As it was, the vase was bought for £47,800 (including buyer’s premium). Nothing to sniff at, of course, but it’s a mere ten per cent of what the vase might have been worth if it had been treated carefully. A salutary tale indeed!
- 05 Apr 2013, 10:50 AM
I've written another guest blog for Antiques for Everyone about a first period Worcester saucer I bought yesterday. It's decorated with a common pattern and would have been worth around £20, except for what was on the back...
To read the post click here.
- 03 Apr 2013, 5:40 PM
I’ve just spent the day vetting at Antiques for Everyone, which opens tomorrow! Remember to come and say hello at stand H44 if you’re planning to attend. We’ll have plenty of books to sell and sign - including those coveted copies of the Antiques Price Guide 2012-2013.
You can read some guest blogs I’ve written for Antiques for Everyone by clicking on the links below:
For a general introduction about what I'll be doing at Antiques for Everyone, click here.
For information about buying first period Worcester, click here.
For information about buying cow creamers, click here.
And to read Mark Hill's guest blog post for Antiques for Everyone, click here.
- Judith Miller
- 19 Mar 2013, 9:57 AM
You may remember that last year I blogged about the KB Collection of mechanical pencils (you can read the original blog post here). Well, in exciting news, all visitors to Antiques for Everyone will also be able to enjoy examining the collection, as Ken Bull will be exhibiting it at the fair.
Here's some more information about the collection:
An unrivalled collection of 600 rare, mechanical pencils from the 19th century will be a major attraction at Antiques for Everyone at the NEC, Birmingham, 4th - 7th April 2013.
Belonging to exhibitor Ken Bull of John Bull (Antiques) Ltd from Mayfair, The KB Collection will be the Feature Display and is sure to be of great interest to visitors. From sporting to hardware pencils, figural, regal and fruit pencils, the collection epitomises the very best of whimsical British design with the majority created by English manufacturer Sampson Mordan*, in addition to examples from other noted makers including Tiffany and Asprey.
The KB Collection made its debut at the Masterpiece Fair in London last July. Antiques for Everyone organiser Dan Leyland is delighted to have the display for visitors to the NEC. ‘It’s a privilege for us to have such a fascinating and important collection. Ken is a regular exhibitor and has decided to take this opportunity to show his collection to our many thousands of enthusiastic collectors.’
With the creation of the fountain pen in 1884, these beautiful mechanical pencils were crafted less and less, making them true emblems of a by-gone era. From the budding fisherman who needs an appropriate pencil to note down the weights of his catch to the adventurer who needs a pencil that includes a compass to help him discover hidden corners of the globe, the KB Collection has a unique pencil for every endeavour – from sporting pencils to hardware pencils via figural pencils, regal pencils and fruit pencils. Each individual pencil, while being exquisite on their own, forms an integral part of this collection; the most humble of pencils is presented next to the most rare and most ornately decorated. The importance of the collection as a whole is paramount.
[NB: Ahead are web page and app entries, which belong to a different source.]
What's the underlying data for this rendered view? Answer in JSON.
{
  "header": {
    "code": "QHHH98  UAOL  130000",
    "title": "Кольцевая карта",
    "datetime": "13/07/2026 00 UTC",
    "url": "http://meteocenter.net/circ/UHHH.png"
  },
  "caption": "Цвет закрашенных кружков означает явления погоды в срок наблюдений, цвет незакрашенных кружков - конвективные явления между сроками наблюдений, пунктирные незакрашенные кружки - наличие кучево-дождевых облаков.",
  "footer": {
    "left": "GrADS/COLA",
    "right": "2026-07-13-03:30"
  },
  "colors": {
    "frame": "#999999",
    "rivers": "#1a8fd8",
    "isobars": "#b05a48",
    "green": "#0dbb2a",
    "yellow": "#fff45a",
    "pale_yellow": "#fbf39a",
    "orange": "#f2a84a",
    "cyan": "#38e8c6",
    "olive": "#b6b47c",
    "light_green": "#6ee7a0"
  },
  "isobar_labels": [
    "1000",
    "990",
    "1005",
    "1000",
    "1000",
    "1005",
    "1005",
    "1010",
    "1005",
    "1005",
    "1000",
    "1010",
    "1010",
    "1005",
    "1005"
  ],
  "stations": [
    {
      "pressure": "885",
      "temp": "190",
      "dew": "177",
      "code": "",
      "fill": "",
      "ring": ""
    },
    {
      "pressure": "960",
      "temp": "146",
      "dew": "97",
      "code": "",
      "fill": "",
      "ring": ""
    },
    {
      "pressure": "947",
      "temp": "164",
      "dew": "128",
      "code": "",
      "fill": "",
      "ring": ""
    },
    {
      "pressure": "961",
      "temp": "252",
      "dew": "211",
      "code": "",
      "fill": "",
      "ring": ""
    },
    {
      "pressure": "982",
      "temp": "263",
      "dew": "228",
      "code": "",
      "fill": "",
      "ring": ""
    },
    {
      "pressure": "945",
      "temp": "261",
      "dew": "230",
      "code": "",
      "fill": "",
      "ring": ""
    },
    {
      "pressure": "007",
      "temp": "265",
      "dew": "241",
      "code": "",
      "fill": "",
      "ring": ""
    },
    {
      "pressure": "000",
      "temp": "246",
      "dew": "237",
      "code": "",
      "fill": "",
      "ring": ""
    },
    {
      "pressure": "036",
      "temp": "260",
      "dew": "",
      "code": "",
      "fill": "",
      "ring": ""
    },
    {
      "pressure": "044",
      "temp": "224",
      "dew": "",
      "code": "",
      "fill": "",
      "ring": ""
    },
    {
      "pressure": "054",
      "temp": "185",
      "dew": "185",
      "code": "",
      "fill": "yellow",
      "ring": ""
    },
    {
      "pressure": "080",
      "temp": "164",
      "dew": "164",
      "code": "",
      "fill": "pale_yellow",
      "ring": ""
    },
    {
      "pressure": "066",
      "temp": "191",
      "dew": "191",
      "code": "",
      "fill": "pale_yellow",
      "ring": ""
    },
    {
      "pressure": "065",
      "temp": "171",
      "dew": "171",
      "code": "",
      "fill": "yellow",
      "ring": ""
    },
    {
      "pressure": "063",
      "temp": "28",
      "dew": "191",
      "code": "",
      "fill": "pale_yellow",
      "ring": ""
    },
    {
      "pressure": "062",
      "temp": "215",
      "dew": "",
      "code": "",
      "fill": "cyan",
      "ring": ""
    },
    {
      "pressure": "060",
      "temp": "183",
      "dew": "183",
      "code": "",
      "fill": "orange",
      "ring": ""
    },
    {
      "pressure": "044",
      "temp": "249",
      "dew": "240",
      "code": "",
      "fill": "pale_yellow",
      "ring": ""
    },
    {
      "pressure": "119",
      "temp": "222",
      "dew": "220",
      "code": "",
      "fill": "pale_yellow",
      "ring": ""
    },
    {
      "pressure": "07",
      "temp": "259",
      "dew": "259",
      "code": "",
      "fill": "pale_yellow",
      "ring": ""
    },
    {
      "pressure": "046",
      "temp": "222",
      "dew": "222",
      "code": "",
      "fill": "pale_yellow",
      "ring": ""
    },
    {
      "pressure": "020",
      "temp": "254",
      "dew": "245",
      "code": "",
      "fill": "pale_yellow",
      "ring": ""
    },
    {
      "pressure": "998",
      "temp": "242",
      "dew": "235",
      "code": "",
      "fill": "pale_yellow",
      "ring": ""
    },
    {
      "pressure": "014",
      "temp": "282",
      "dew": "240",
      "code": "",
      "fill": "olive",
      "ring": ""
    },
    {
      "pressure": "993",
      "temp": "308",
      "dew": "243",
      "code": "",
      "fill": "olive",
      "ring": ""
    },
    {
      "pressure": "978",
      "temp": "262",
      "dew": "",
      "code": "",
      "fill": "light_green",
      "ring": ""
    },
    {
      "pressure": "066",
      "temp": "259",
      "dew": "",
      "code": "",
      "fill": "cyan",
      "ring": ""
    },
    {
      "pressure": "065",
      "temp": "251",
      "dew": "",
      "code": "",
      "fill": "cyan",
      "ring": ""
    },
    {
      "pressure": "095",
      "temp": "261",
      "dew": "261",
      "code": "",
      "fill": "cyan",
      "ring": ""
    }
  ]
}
Ken Bull said: “Building this collection has been a real labour of love. I was fortunate enough to buy an extensive collection of pencils which has helped consolidate the KB Collection into what it is today and has formed the basis for the book which accompanies it. I am fascinated by the astonishing craftsmanship and technical innovation shown by the Victorians who created a pencil for every profession or leisure pursuit”.
To find out more about Antiques for Everyone click here.
To find out more about Ken Bull and the KB Collection click here.